Data about app and page elements:
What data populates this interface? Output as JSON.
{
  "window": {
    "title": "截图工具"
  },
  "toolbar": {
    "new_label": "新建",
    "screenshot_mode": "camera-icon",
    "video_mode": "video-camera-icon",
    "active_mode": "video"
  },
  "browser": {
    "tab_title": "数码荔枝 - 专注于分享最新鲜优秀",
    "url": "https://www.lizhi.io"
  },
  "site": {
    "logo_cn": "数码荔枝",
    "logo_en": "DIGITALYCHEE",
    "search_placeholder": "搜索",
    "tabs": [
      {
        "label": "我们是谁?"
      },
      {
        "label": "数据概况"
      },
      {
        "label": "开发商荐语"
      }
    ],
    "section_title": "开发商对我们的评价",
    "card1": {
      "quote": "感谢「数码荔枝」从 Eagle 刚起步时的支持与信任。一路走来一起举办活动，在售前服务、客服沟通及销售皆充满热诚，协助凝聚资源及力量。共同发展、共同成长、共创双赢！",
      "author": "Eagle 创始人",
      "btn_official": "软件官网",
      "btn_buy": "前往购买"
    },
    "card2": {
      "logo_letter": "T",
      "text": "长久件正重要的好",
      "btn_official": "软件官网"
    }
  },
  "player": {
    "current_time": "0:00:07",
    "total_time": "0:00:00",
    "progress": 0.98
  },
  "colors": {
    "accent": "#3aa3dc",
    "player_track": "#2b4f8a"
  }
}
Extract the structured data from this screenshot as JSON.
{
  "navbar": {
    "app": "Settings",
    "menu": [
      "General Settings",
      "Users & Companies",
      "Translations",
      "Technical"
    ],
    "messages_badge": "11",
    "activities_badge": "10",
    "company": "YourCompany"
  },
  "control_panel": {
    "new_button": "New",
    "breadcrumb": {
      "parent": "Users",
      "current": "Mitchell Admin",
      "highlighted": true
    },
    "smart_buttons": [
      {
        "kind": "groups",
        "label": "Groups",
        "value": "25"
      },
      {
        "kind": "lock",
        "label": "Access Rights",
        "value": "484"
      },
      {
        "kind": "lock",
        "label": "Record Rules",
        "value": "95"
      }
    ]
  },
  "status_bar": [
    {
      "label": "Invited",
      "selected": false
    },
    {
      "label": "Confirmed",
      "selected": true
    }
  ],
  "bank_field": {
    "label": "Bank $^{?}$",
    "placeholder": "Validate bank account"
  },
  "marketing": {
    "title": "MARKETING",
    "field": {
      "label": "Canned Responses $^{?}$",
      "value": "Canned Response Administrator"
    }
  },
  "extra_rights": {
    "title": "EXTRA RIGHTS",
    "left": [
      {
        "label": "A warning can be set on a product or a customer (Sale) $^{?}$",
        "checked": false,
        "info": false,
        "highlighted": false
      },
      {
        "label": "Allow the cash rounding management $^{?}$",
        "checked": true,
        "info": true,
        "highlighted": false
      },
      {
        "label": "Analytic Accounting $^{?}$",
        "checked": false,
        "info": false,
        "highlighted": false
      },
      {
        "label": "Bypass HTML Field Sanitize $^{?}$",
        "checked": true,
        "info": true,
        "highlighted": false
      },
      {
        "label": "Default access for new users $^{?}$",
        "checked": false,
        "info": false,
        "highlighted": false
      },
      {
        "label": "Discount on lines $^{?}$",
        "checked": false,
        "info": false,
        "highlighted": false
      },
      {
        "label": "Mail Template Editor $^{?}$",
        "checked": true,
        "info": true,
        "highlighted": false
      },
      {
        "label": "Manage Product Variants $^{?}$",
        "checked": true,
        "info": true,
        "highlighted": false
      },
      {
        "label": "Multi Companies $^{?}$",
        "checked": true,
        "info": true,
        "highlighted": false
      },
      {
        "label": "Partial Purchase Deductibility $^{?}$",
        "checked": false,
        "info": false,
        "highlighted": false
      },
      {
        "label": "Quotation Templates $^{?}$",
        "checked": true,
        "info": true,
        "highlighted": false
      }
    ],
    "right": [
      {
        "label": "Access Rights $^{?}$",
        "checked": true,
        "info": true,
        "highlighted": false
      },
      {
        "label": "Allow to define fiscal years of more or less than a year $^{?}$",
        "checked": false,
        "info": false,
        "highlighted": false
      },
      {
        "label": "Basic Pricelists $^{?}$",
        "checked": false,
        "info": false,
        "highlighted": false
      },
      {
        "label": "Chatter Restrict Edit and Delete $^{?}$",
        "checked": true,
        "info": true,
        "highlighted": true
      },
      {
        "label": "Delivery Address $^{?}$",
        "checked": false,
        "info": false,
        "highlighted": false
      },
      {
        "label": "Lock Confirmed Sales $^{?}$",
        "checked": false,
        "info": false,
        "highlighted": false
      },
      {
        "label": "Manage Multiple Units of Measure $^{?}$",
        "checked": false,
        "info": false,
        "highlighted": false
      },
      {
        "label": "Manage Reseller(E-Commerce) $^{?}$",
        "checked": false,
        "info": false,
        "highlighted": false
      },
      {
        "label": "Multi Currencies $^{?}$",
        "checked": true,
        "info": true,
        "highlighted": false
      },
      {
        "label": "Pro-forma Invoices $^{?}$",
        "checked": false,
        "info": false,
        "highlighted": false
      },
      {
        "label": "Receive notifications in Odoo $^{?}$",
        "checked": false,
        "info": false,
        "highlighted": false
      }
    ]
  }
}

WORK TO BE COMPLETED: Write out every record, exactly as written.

ANSWER SPACE:
What data populates this interface? Output as JSON.
{
  "window": {
    "title": "截图工具"
  },
  "toolbar": {
    "new_label": "新建",
    "screenshot_mode": "camera-icon",
    "video_mode": "video-camera-icon",
    "active_mode": "video"
  },
  "browser": {
    "tab_title": "数码荔枝 - 专注于分享最新鲜优秀",
    "url": "https://www.lizhi.io"
  },
  "site": {
    "logo_cn": "数码荔枝",
    "logo_en": "DIGITALYCHEE",
    "search_placeholder": "搜索",
    "tabs": [
      {
        "label": "我们是谁?"
      },
      {
        "label": "数据概况"
      },
      {
        "label": "开发商荐语"
      }
    ],
    "section_title": "开发商对我们的评价",
    "card1": {
      "quote": "感谢「数码荔枝」从 Eagle 刚起步时的支持与信任。一路走来一起举办活动，在售前服务、客服沟通及销售皆充满热诚，协助凝聚资源及力量。共同发展、共同成长、共创双赢！",
      "author": "Eagle 创始人",
      "btn_official": "软件官网",
      "btn_buy": "前往购买"
    },
    "card2": {
      "logo_letter": "T",
      "text": "长久件正重要的好",
      "btn_official": "软件官网"
    }
  },
  "player": {
    "current_time": "0:00:07",
    "total_time": "0:00:00",
    "progress": 0.98
  },
  "colors": {
    "accent": "#3aa3dc",
    "player_track": "#2b4f8a"
  }
}
Extract the structured data from this screenshot as JSON.
{
  "navbar": {
    "app": "Settings",
    "menu": [
      "General Settings",
      "Users & Companies",
      "Translations",
      "Technical"
    ],
    "messages_badge": "11",
    "activities_badge": "10",
    "company": "YourCompany"
  },
  "control_panel": {
    "new_button": "New",
    "breadcrumb": {
      "parent": "Users",
      "current": "Mitchell Admin",
      "highlighted": true
    },
    "smart_buttons": [
      {
        "kind": "groups",
        "label": "Groups",
        "value": "25"
      },
      {
        "kind": "lock",
        "label": "Access Rights",
        "value": "484"
      },
      {
        "kind": "lock",
        "label": "Record Rules",
        "value": "95"
      }
    ]
  },
  "status_bar": [
    {
      "label": "Invited",
      "selected": false
    },
    {
      "label": "Confirmed",
      "selected": true
    }
  ],
  "bank_field": {
    "label": "Bank $^{?}$",
    "placeholder": "Validate bank account"
  },
  "marketing": {
    "title": "MARKETING",
    "field": {
      "label": "Canned Responses $^{?}$",
      "value": "Canned Response Administrator"
    }
  },
  "extra_rights": {
    "title": "EXTRA RIGHTS",
    "left": [
      {
        "label": "A warning can be set on a product or a customer (Sale) $^{?}$",
        "checked": false,
        "info": false,
        "highlighted": false
      },
      {
        "label": "Allow the cash rounding management $^{?}$",
        "checked": true,
        "info": true,
        "highlighted": false
      },
      {
        "label": "Analytic Accounting $^{?}$",
        "checked": false,
        "info": false,
        "highlighted": false
      },
      {
        "label": "Bypass HTML Field Sanitize $^{?}$",
        "checked": true,
        "info": true,
        "highlighted": false
      },
      {
        "label": "Default access for new users $^{?}$",
        "checked": false,
        "info": false,
        "highlighted": false
      },
      {
        "label": "Discount on lines $^{?}$",
        "checked": false,
        "info": false,
        "highlighted": false
      },
      {
        "label": "Mail Template Editor $^{?}$",
        "checked": true,
        "info": true,
        "highlighted": false
      },
      {
        "label": "Manage Product Variants $^{?}$",
        "checked": true,
        "info": true,
        "highlighted": false
      },
      {
        "label": "Multi Companies $^{?}$",
        "checked": true,
        "info": true,
        "highlighted": false
      },
      {
        "label": "Partial Purchase Deductibility $^{?}$",
        "checked": false,
        "info": false,
        "highlighted": false
      },
      {
        "label": "Quotation Templates $^{?}$",
        "checked": true,
        "info": true,
        "highlighted": false
      }
    ],
    "right": [
      {
        "label": "Access Rights $^{?}$",
        "checked": true,
        "info": true,
        "highlighted": false
      },
      {
        "label": "Allow to define fiscal years of more or less than a year $^{?}$",
        "checked": false,
        "info": false,
        "highlighted": false
      },
      {
        "label": "Basic Pricelists $^{?}$",
        "checked": false,
        "info": false,
        "highlighted": false
      },
      {
        "label": "Chatter Restrict Edit and Delete $^{?}$",
        "checked": true,
        "info": true,
        "highlighted": true
      },
      {
        "label": "Delivery Address $^{?}$",
        "checked": false,
        "info": false,
        "highlighted": false
      },
      {
        "label": "Lock Confirmed Sales $^{?}$",
        "checked": false,
        "info": false,
        "highlighted": false
      },
      {
        "label": "Manage Multiple Units of Measure $^{?}$",
        "checked": false,
        "info": false,
        "highlighted": false
      },
      {
        "label": "Manage Reseller(E-Commerce) $^{?}$",
        "checked": false,
        "info": false,
        "highlighted": false
      },
      {
        "label": "Multi Currencies $^{?}$",
        "checked": true,
        "info": true,
        "highlighted": false
      },
      {
        "label": "Pro-forma Invoices $^{?}$",
        "checked": false,
        "info": false,
        "highlighted": false
      },
      {
        "label": "Receive notifications in Odoo $^{?}$",
        "checked": false,
        "info": false,
        "highlighted": false
      }
    ]
  }
}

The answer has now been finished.